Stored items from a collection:
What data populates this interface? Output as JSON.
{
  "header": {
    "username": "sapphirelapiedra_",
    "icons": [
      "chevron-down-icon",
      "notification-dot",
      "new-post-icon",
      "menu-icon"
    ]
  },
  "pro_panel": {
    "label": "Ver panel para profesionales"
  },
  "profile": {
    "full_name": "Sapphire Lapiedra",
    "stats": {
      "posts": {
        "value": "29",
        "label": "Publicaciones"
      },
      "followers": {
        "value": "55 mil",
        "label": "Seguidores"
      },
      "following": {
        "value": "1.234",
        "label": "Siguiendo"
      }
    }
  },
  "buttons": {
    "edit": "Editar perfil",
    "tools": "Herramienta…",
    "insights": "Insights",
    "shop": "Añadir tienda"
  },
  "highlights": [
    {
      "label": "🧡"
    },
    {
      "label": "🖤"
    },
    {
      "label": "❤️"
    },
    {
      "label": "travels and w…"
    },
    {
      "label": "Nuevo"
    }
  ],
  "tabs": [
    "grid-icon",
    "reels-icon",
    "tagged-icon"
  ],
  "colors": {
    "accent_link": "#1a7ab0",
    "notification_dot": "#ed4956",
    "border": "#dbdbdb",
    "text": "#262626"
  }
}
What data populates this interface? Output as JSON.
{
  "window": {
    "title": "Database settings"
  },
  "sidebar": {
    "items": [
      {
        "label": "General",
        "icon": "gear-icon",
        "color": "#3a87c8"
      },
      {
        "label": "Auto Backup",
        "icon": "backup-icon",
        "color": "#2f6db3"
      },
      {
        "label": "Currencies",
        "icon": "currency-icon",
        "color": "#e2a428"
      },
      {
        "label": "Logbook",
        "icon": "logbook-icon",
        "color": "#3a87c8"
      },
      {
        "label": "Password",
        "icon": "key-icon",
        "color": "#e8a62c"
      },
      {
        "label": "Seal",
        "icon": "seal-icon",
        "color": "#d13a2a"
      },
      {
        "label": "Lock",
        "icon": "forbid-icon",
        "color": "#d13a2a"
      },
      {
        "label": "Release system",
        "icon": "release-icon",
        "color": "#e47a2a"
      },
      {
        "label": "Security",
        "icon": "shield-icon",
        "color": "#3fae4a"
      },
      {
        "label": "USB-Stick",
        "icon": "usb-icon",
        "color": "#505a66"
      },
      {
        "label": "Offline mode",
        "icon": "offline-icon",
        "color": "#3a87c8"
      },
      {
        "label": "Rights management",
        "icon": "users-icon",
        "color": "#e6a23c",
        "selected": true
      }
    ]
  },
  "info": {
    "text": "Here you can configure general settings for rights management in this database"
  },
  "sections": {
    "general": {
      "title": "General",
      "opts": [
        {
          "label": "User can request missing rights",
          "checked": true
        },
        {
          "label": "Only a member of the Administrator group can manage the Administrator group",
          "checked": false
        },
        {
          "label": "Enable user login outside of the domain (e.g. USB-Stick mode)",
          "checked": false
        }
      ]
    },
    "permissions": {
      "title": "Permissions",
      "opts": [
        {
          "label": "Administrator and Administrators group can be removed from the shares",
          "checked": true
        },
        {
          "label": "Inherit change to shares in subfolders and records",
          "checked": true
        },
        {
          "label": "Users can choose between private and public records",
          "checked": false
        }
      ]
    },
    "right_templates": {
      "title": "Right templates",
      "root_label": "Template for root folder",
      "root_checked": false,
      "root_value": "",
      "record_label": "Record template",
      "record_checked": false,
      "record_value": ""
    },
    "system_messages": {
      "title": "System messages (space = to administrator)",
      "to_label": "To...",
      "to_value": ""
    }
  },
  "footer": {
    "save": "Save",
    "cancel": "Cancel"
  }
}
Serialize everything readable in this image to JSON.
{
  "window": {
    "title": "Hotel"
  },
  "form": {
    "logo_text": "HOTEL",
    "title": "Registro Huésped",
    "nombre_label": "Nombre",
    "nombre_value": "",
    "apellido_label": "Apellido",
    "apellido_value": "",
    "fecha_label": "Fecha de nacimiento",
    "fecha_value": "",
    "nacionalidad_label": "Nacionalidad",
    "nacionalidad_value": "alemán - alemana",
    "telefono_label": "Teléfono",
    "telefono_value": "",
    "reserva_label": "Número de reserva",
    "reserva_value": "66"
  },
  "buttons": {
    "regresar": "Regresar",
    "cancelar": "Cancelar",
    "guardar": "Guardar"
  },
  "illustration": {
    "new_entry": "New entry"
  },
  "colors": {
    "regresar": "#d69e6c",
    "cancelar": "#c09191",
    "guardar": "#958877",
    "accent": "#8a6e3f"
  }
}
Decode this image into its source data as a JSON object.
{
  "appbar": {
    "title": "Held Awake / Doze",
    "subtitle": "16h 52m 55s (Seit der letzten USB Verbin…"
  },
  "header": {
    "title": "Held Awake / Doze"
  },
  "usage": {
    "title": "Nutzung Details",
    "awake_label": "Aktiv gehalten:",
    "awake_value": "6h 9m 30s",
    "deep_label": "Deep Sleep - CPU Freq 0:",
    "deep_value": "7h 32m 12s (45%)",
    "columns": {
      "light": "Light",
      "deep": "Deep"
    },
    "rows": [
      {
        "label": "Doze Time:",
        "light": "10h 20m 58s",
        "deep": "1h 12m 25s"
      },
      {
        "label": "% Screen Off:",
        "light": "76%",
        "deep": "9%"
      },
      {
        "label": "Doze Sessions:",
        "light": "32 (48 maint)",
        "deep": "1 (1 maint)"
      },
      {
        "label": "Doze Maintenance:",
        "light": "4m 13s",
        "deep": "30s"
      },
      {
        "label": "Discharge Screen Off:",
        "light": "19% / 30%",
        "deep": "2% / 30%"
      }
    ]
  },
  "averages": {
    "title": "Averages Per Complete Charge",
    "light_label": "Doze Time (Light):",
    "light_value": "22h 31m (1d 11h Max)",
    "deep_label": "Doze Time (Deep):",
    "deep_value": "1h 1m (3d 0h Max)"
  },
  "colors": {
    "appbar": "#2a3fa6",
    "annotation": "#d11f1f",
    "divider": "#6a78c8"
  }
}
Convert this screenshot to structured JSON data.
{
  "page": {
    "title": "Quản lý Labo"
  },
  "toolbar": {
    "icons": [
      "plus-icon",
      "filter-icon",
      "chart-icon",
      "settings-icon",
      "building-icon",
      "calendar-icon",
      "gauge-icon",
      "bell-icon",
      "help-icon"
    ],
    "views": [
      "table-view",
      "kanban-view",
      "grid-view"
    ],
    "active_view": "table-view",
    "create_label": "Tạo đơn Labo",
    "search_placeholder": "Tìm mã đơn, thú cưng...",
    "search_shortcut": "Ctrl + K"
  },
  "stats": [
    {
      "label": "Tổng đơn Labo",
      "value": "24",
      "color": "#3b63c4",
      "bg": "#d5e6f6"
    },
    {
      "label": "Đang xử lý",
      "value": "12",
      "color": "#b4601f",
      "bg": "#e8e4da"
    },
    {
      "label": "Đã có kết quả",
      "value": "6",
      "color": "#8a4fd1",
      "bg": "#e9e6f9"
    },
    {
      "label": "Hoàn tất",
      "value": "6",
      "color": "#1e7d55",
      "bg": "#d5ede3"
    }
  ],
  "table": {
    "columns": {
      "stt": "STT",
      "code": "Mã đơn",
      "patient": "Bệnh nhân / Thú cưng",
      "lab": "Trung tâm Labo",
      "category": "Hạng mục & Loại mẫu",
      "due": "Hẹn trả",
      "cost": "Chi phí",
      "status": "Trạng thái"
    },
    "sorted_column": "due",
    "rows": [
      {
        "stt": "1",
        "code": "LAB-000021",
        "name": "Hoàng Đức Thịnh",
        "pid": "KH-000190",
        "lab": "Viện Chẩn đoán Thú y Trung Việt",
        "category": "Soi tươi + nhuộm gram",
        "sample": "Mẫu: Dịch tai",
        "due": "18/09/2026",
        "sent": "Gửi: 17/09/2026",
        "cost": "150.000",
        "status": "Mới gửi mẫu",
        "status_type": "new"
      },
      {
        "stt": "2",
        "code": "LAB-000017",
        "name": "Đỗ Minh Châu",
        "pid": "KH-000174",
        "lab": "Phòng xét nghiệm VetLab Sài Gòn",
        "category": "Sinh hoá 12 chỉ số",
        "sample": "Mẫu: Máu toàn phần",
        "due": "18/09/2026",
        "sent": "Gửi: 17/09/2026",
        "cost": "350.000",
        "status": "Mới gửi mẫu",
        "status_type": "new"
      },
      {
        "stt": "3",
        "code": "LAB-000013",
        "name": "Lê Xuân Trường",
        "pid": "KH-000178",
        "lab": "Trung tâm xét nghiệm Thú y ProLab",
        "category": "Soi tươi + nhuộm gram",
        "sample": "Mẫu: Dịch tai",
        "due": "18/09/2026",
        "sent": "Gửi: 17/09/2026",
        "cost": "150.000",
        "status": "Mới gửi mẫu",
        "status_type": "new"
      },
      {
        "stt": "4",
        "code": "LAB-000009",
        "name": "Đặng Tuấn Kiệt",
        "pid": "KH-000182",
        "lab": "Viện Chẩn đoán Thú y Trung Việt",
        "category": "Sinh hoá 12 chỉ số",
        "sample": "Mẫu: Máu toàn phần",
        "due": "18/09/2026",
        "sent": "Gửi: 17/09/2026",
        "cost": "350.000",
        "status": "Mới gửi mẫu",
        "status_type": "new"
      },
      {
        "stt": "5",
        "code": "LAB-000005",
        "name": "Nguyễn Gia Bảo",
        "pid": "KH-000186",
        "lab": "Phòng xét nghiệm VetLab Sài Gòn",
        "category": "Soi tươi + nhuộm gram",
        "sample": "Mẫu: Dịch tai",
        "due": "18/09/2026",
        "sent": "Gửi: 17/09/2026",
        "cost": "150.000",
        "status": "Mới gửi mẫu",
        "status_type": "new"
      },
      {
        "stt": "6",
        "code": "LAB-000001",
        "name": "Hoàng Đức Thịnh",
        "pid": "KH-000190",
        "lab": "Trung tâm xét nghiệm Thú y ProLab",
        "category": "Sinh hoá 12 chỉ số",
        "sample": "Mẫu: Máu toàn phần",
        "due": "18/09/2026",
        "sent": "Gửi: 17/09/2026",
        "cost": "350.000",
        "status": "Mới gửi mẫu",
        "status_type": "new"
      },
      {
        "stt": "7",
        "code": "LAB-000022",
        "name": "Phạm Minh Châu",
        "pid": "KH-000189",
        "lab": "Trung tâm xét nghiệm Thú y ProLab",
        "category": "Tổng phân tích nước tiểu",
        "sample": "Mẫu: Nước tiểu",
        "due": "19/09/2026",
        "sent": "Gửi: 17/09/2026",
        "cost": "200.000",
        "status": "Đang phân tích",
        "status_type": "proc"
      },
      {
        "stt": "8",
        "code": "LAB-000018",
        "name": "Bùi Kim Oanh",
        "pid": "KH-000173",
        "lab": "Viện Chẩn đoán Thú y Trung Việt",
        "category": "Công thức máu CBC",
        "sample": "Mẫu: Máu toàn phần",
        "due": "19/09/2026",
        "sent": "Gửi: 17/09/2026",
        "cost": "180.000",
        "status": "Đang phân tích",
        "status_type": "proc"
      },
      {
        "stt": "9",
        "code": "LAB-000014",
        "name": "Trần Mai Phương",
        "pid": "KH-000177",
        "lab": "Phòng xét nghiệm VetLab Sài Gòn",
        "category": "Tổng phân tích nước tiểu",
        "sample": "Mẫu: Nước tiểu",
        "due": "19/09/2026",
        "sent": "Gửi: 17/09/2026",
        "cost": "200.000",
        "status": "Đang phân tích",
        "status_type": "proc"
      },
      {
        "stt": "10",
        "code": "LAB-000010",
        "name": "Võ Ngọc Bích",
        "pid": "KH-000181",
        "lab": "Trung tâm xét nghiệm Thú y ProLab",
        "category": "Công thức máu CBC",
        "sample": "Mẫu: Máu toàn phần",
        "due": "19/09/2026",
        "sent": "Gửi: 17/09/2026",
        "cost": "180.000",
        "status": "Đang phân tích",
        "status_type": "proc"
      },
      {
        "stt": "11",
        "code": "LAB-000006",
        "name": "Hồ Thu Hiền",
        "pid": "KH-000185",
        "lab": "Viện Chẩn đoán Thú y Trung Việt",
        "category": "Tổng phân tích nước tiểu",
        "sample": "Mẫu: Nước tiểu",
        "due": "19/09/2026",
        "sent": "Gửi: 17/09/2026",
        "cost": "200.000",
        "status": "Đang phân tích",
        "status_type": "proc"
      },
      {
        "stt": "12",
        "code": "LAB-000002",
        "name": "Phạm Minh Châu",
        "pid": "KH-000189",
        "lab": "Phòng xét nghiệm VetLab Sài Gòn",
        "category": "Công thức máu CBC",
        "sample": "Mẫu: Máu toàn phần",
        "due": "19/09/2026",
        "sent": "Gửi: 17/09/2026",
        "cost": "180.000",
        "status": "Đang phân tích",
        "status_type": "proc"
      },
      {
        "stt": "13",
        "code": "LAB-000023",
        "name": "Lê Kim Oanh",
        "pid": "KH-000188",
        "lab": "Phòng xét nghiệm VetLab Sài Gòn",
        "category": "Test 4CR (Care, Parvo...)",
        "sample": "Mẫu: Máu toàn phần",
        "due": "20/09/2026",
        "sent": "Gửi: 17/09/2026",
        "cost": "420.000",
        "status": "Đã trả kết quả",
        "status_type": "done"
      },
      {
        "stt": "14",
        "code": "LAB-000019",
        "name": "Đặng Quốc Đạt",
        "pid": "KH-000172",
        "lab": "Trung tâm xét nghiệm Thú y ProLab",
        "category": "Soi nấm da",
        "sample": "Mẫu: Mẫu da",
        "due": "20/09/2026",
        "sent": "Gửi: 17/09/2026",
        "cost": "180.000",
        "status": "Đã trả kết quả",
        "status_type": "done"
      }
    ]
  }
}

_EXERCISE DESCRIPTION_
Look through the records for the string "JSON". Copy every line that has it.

_RESPONSE TO THIS TASK_
What data populates this interface? Output as JSON.
What data populates this interface? Output as JSON.
Serialize everything readable in this image to JSON.
Decode this image into its source data as a JSON object.
Convert this screenshot to structured JSON data.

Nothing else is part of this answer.